High marks for kids can mean an F for parents

July 13, 2017 - 09:00

I strongly believe, as a mother of a four-year-old girl, that we should not force formal learning on them at a tender age.

Viet Nam News

 Khánh Linh

I strongly believe, as a mother of a four-year-old girl, that we should not force formal learning on them at a tender age.

We cannot rob our children of a fun-filled, carefree childhood away in the name of getting them ready for the academic rigors of the primary school. This is beyond dispute, right?

The Education Ministry agrees with me, too. Four years ago, it banned the teaching of learning and writing in pre-school institutions.

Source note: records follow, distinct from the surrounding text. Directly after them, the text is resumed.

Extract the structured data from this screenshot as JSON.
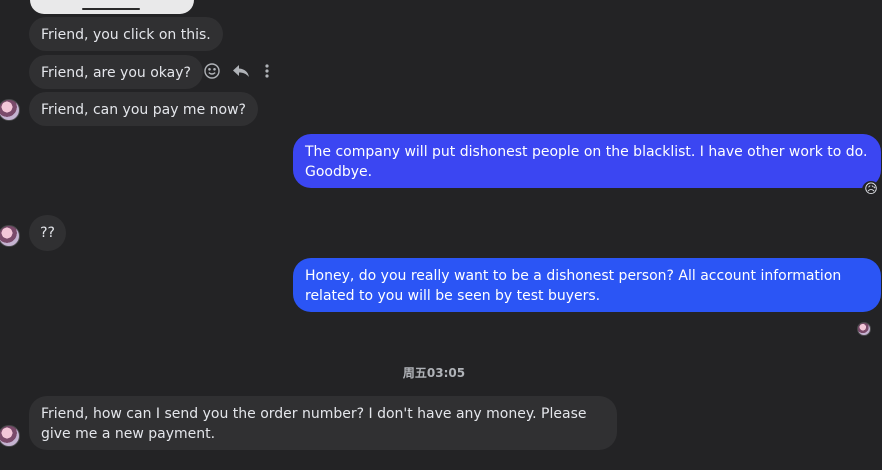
{
  "messages": [
    {
      "text": "Friend, you click on this."
    },
    {
      "text": "Friend, are you okay?"
    },
    {
      "text": "Friend, can you pay me now?"
    },
    {
      "text": "The company will put dishonest people on the blacklist. I have other work to do. Goodbye."
    },
    {
      "text": "??"
    },
    {
      "text": "Honey, do you really want to be a dishonest person? All account information related to you will be seen by test buyers."
    },
    {
      "text": "Friend, how can I send you the order number? I don't have any money. Please give me a new payment."
    }
  ],
  "timestamp": "周五03:05",
  "reaction": "😥",
  "icons": {
    "react": "smiley-face-icon",
    "reply": "reply-arrow-icon",
    "more": "more-vertical-icon"
  },
  "colors": {
    "background": "#232325",
    "incoming_bubble": "#303032",
    "outgoing_bubble_1": "#3b46f2",
    "outgoing_bubble_2": "#2b55f5"
  }
}
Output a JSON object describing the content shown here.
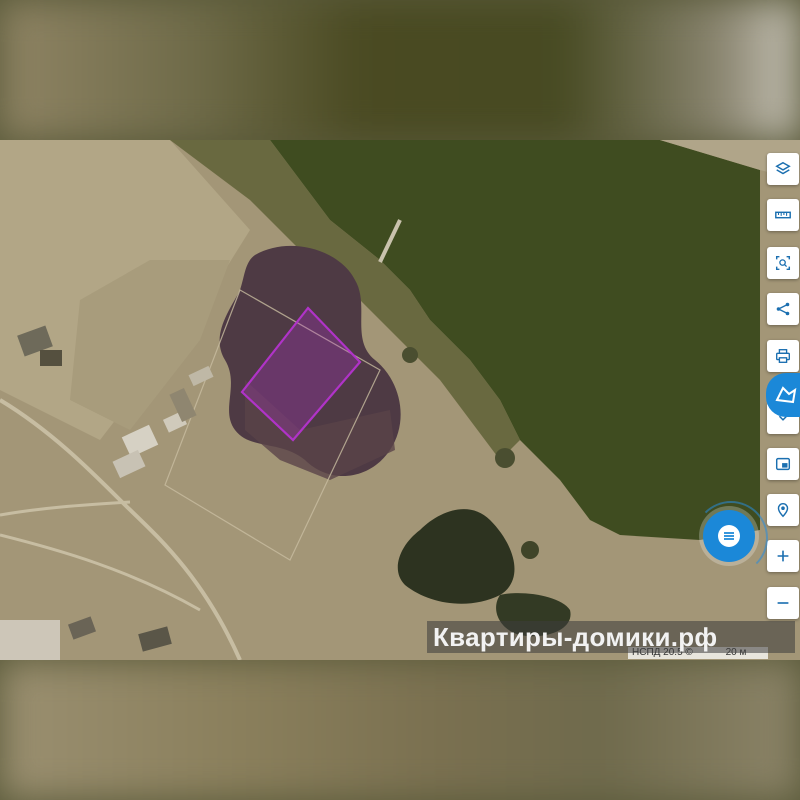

Looking at parents rushing about to find private classes – all of them illegal – to teach their four and five-year-old kids reading, writing and math, and forcing them to do homework, I told myself, “Not me! Not my kid!”

This was the case until two weeks ago, when my assumptions and beliefs were shaken to the core.

Tô Minh Trang, a friend and a like-minded parent, was also one of the ‘brave’ mothers to keep her son out of the extra classes until he was six.

His first days as a first-grader were almost traumatic for both child and mother.

The boy was the only child in class who couldn’t read or write. He was ridiculed constantly by classmates every time he made mistakes. Worse, the teacher told Trang that her son was lagging behind normal standards.

Not surprisingly, the child did not take kindly to this experience.

“He kept telling me that he didn’t like school. I could feel his stress and shame for not performing well as his peers”, she said.

The first semester was quite a struggle for both Trang and her son. After a long tiring day at school, he was pushed to practise reading, writing, spelling and basic numerals so that the could catch up with other classmates.

“My son does not have a learning disability. He just did not join early class,” she said, in a mixture of anger and pain.    

Trang’s experience has been a painful lesson for me. I have since been astonished to find out that all of my friends – some working in primary education – are about to enroll their kids in what can be called “early start” classes.

Nguyễn Huyền Vân, a former primary school teacher in Cầu Giấy District, said that after considering both pros and cons, she had decided to teach her five-year-old son at home before he joined primary school.

“The learning pressure will be a lot easier if the child knows a little. If the teacher finishes lessons at a rapid pace, he won’t find it difficult to understand,” she said.

Vân said teaching and learning quality at primary schools was part of the problem. Most public schools have between 50-60 students per class against the standard of 35-40, thus teachers cannot afford individual attention to all of them.

Nguyễn Phương Linh, staff of a primary school in Ba Đình District, said the theory behind banning rigorous pre-school teaching was right, but applying it in practice was difficult.  

“Moving from pre-school to primary school is a very important transition that needs to be managed well. I agree that some parents are sending kids to private tutors before entering first grade, so that they get good marks. But many others only want their children to get acquainted with a new studying environment,” she said.

In fact, pre-school children don’t know much about primary schools, and orientation lasts just one or two days after enrolment. This was not enough, Linh added.

The actual situation is why parents have largely ignored the Education Ministry’s ban as well as reminders that officials repeat every summer about not teaching reading and writing in pre-schools. Invariably, the press reports about these classes despite the ministry saying it will intensify supervision.

Horns of a dilemma

I am pulled in two directions now. Part of me wants to nourish my daughter’s eagerness to learn basic writing and reading skills, maybe even more; and she would find places that teach this comfortable. But the other part does not want her to feel anxious or stressed about not performing well enough.

But this much is certain. I don’t want her to be tagged by teachers just because she doesn’t know how to write or read before entering the first grade.

As a very concerned parent, I think it’s time the ministry lifts the largely ineffective ban on teaching of writing and reading.

It’s also time that primary schools are allowed to open pre-elementary classes, so that parents can send their five-year-old children to prepare for the first grade instead of entrusting private businesses of unknown pedagogical quality with the task.

These classes should help children get familiar with formal schooling, and the curriculum can deploy a play-based approach that imparts self-confidence, energy and enthusiasm to speak their mind.

Principals of the primary schools should take responsibility for the quality of such classes.

But parents should stop expecting and pushing their kids to be the best in the classes and pressurizing them to cram knowledge that they will get in school, anyway.

Children should enjoy going to school everyday. Childhood does not end after pre-school. It continues throughout the primary school, which should be a fun, memorable experience even as they learn the basic skills of reading, writing and counting.

Pressurising children to pass with high marks with extra work means parents are failing in their fundamental duty of providing their wards with a tension-free childhood. – VNS